Red Hat Mag: Today, Sunday, is the first day of Red Hat High, and I’m expecting 47 kids. It’s 4:00 in the afternoon, and orientation starts at 4:30. Of those 47 kids, how many have arrived so far? Three.
kernelTRAP: In the ongoing effort to reduce the power consumption of the linux kernel and take better advantage of the tickless kernel patch, Stephen Hemminger posted a patch to make it possible to unload the keyboard blink driver.
The Linux kernel process scheduler, as you know it, has been completely ripped out and replaced with a completely new one called Completely Fair Scheduler (CFS). How fair it will be, remains to be seen, but in the meantime here's what its original creator Ingo Molnar has to say on the subject.
The Linux Movement: There is this fairly new program called Closure. As for features Closure really doesn't do a whole lot, but what it does it does well. Basically when Closure is just an updated look for the log out menu.
The Open Source Advocate: Developers are the backbone of every open source community. Without them, the project would not exist. Open source applications need to be converted into a package format before they can be included in a Linux distribution.
freesoftware mag: When we consider the situation Microsoft finds itself in with regard to the GNU General Public License (GPL), it is important to consider how one determines when someone has accepted the GNU GPL and, hence, when someone is actually bound by its terms.
CyberNetNews: Modern laptops continue to get more powerful and smaller in size, but we can’t forget about the predecessors that led to the notebooks that we have today. PCWorld put together an article outlining the top-10 most important laptops of all time where they outline the significance of each one. So what laptops made the list?

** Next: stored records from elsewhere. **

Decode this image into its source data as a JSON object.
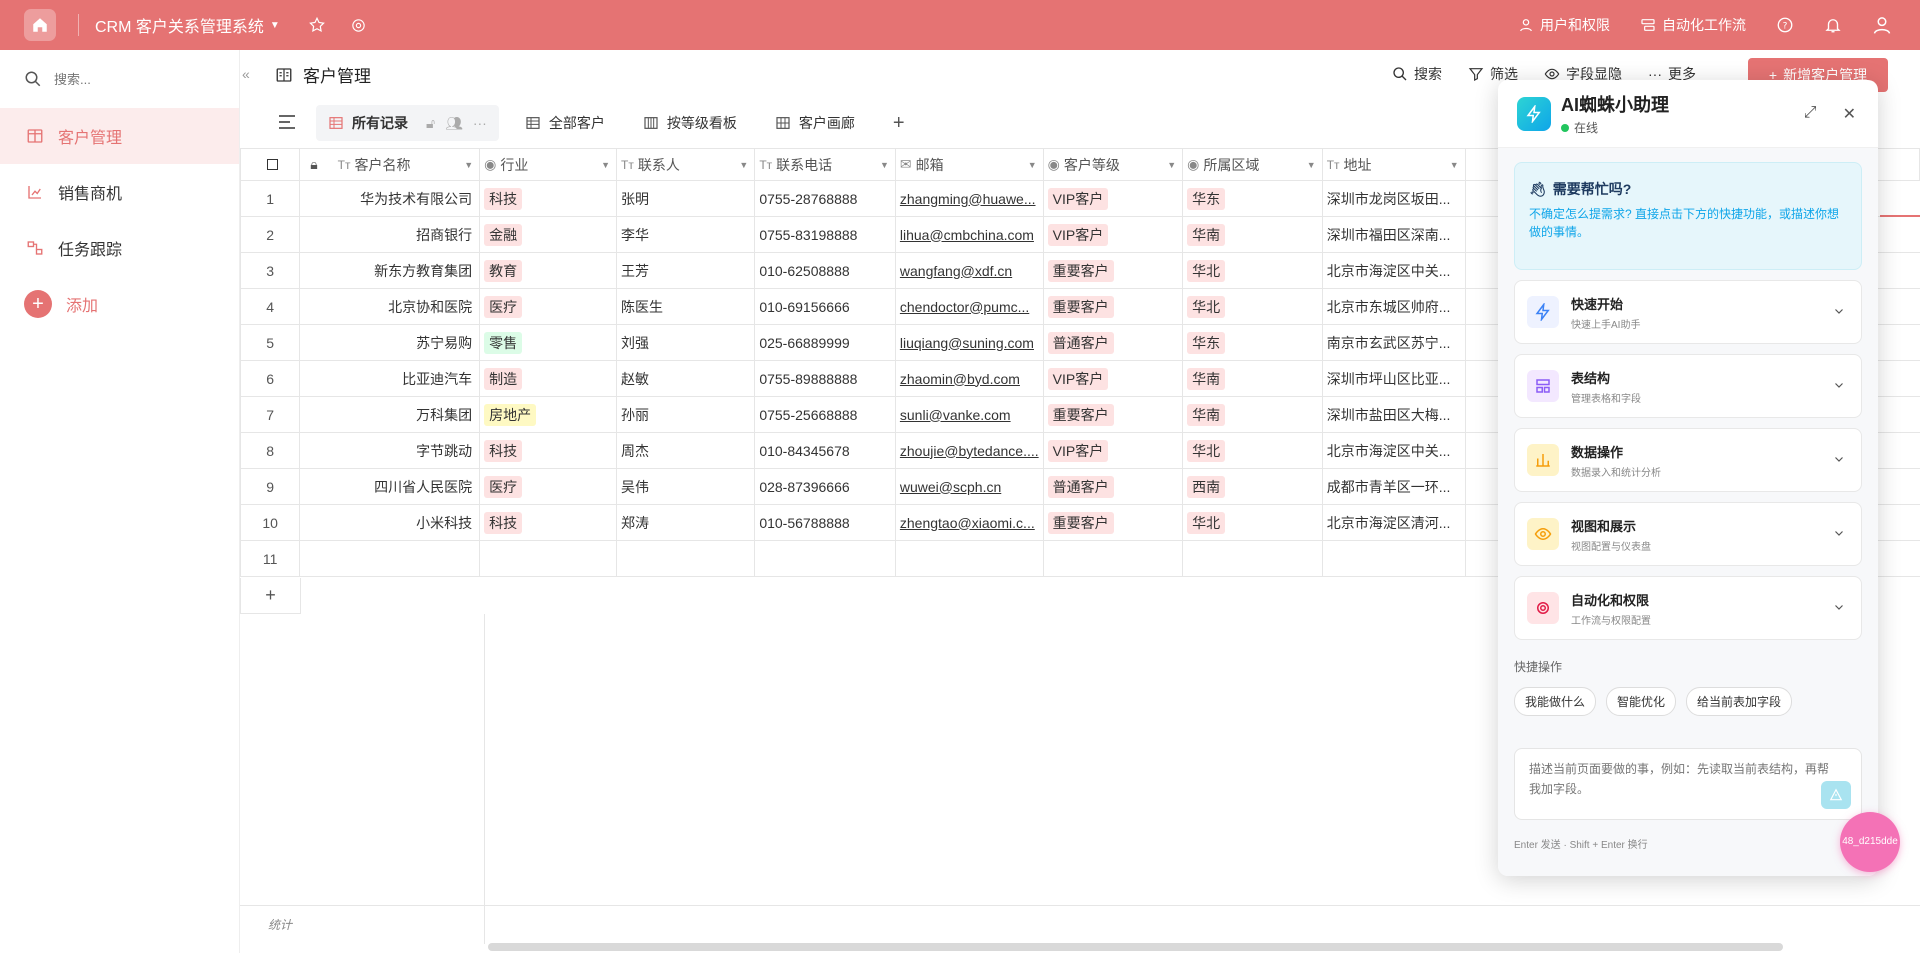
{
  "app": {
    "title": "CRM 客户关系管理系统"
  },
  "topbar": {
    "users_label": "用户和权限",
    "automation_label": "自动化工作流"
  },
  "sidebar": {
    "search_placeholder": "搜索...",
    "items": [
      {
        "label": "客户管理",
        "icon": "table-icon",
        "active": true
      },
      {
        "label": "销售商机",
        "icon": "chart-icon",
        "active": false
      },
      {
        "label": "任务跟踪",
        "icon": "flow-icon",
        "active": false
      }
    ],
    "add_label": "添加"
  },
  "page": {
    "title": "客户管理",
    "actions": {
      "search": "搜索",
      "filter": "筛选",
      "fields": "字段显隐",
      "more": "更多"
    },
    "new_button": "新增客户管理"
  },
  "tabs": [
    {
      "label": "所有记录",
      "active": true
    },
    {
      "label": "全部客户"
    },
    {
      "label": "按等级看板"
    },
    {
      "label": "客户画廊"
    }
  ],
  "table": {
    "columns": [
      {
        "label": "客户名称",
        "icon": "text-icon"
      },
      {
        "label": "行业",
        "icon": "select-icon"
      },
      {
        "label": "联系人",
        "icon": "text-icon"
      },
      {
        "label": "联系电话",
        "icon": "text-icon"
      },
      {
        "label": "邮箱",
        "icon": "email-icon"
      },
      {
        "label": "客户等级",
        "icon": "select-icon"
      },
      {
        "label": "所属区域",
        "icon": "select-icon"
      },
      {
        "label": "地址",
        "icon": "text-icon"
      }
    ],
    "rows": [
      {
        "n": "1",
        "name": "华为技术有限公司",
        "industry": "科技",
        "contact": "张明",
        "phone": "0755-28768888",
        "email": "zhangming@huawe...",
        "level": "VIP客户",
        "region": "华东",
        "address": "深圳市龙岗区坂田..."
      },
      {
        "n": "2",
        "name": "招商银行",
        "industry": "金融",
        "contact": "李华",
        "phone": "0755-83198888",
        "email": "lihua@cmbchina.com",
        "level": "VIP客户",
        "region": "华南",
        "address": "深圳市福田区深南..."
      },
      {
        "n": "3",
        "name": "新东方教育集团",
        "industry": "教育",
        "contact": "王芳",
        "phone": "010-62508888",
        "email": "wangfang@xdf.cn",
        "level": "重要客户",
        "region": "华北",
        "address": "北京市海淀区中关..."
      },
      {
        "n": "4",
        "name": "北京协和医院",
        "industry": "医疗",
        "contact": "陈医生",
        "phone": "010-69156666",
        "email": "chendoctor@pumc...",
        "level": "重要客户",
        "region": "华北",
        "address": "北京市东城区帅府..."
      },
      {
        "n": "5",
        "name": "苏宁易购",
        "industry": "零售",
        "contact": "刘强",
        "phone": "025-66889999",
        "email": "liuqiang@suning.com",
        "level": "普通客户",
        "region": "华东",
        "address": "南京市玄武区苏宁..."
      },
      {
        "n": "6",
        "name": "比亚迪汽车",
        "industry": "制造",
        "contact": "赵敏",
        "phone": "0755-89888888",
        "email": "zhaomin@byd.com",
        "level": "VIP客户",
        "region": "华南",
        "address": "深圳市坪山区比亚..."
      },
      {
        "n": "7",
        "name": "万科集团",
        "industry": "房地产",
        "contact": "孙丽",
        "phone": "0755-25668888",
        "email": "sunli@vanke.com",
        "level": "重要客户",
        "region": "华南",
        "address": "深圳市盐田区大梅..."
      },
      {
        "n": "8",
        "name": "字节跳动",
        "industry": "科技",
        "contact": "周杰",
        "phone": "010-84345678",
        "email": "zhoujie@bytedance....",
        "level": "VIP客户",
        "region": "华北",
        "address": "北京市海淀区中关..."
      },
      {
        "n": "9",
        "name": "四川省人民医院",
        "industry": "医疗",
        "contact": "吴伟",
        "phone": "028-87396666",
        "email": "wuwei@scph.cn",
        "level": "普通客户",
        "region": "西南",
        "address": "成都市青羊区一环..."
      },
      {
        "n": "10",
        "name": "小米科技",
        "industry": "科技",
        "contact": "郑涛",
        "phone": "010-56788888",
        "email": "zhengtao@xiaomi.c...",
        "level": "重要客户",
        "region": "华北",
        "address": "北京市海淀区清河..."
      },
      {
        "n": "11",
        "name": "",
        "industry": "",
        "contact": "",
        "phone": "",
        "email": "",
        "level": "",
        "region": "",
        "address": ""
      }
    ],
    "add_row": "+",
    "footer_label": "统计"
  },
  "colors": {
    "accent": "#e57373",
    "industry": {
      "科技": "#fde2e2",
      "金融": "#fde2e2",
      "教育": "#fde2e2",
      "医疗": "#fde2e2",
      "零售": "#dcfce7",
      "制造": "#fde2e2",
      "房地产": "#fef9c3"
    },
    "level_bg": "#fde2e2",
    "region_bg": "#fde2e2"
  },
  "assistant": {
    "title": "AI蜘蛛小助理",
    "status": "在线",
    "help_title": "需要帮忙吗?",
    "help_desc": "不确定怎么提需求? 直接点击下方的快捷功能，或描述你想做的事情。",
    "categories": [
      {
        "title": "快速开始",
        "desc": "快速上手AI助手",
        "color": "#3b82f6",
        "bg": "#eef2ff",
        "icon": "lightning-icon"
      },
      {
        "title": "表结构",
        "desc": "管理表格和字段",
        "color": "#8b5cf6",
        "bg": "#f3e8ff",
        "icon": "layout-icon"
      },
      {
        "title": "数据操作",
        "desc": "数据录入和统计分析",
        "color": "#f59e0b",
        "bg": "#fef3c7",
        "icon": "bar-chart-icon"
      },
      {
        "title": "视图和展示",
        "desc": "视图配置与仪表盘",
        "color": "#f59e0b",
        "bg": "#fef3c7",
        "icon": "eye-icon"
      },
      {
        "title": "自动化和权限",
        "desc": "工作流与权限配置",
        "color": "#e11d48",
        "bg": "#ffe4e6",
        "icon": "gear-icon"
      }
    ],
    "quick_label": "快捷操作",
    "chips": [
      "我能做什么",
      "智能优化",
      "给当前表加字段"
    ],
    "input_placeholder": "描述当前页面要做的事，例如：先读取当前表结构，再帮我加字段。",
    "hint": "Enter 发送 · Shift + Enter 换行"
  },
  "floating_avatar": {
    "label": "48_d215dde"
  }
}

In this week's KDE Commit-Digest: Akademy 2007 draws to a close. Dolphin embedded as the file management view in Konqueror. Plasma continues to mature, with new data engines for Tasks and Bluetooth, and EBN and Task Manager Plasmoids making an introduction.
- New kernel brings better wireless support
- Under The Linux 2.6.22 Hood
- Linux Kernel Update Includes Small Fixes, No Sign Of GPLv3
- Linux releases a cleaner, tighter kernel 2.6.22
linuxondesktop: Ubuntu 7.04 is undoubtedly one of the most popular Linux distribution especially for Linux newbies , now overall it is extremely usable and good but a very limited number of applications are by default shipped with Ubuntu 7.04 . Now here in this article we look at a number of really good applications that are not shipped by default with Ubuntu as well as instructions on installing them.
polishlinux: Some time ago I saw a chocolate bar made with Adobe Photoshop somewhere on the Internet. I thought that Gimp can’t do worse than and I got myself to work. It seemed to be quite easy and here is the result in 28 steps.
Matt Asay: Savio has had some interesting posts lately crunching numbers related to open source investments and, most currently, the FSF's financial ability to litigate GPLv3. In both cases, though, I think he's getting a bit too attached to the calculator and detached from reality.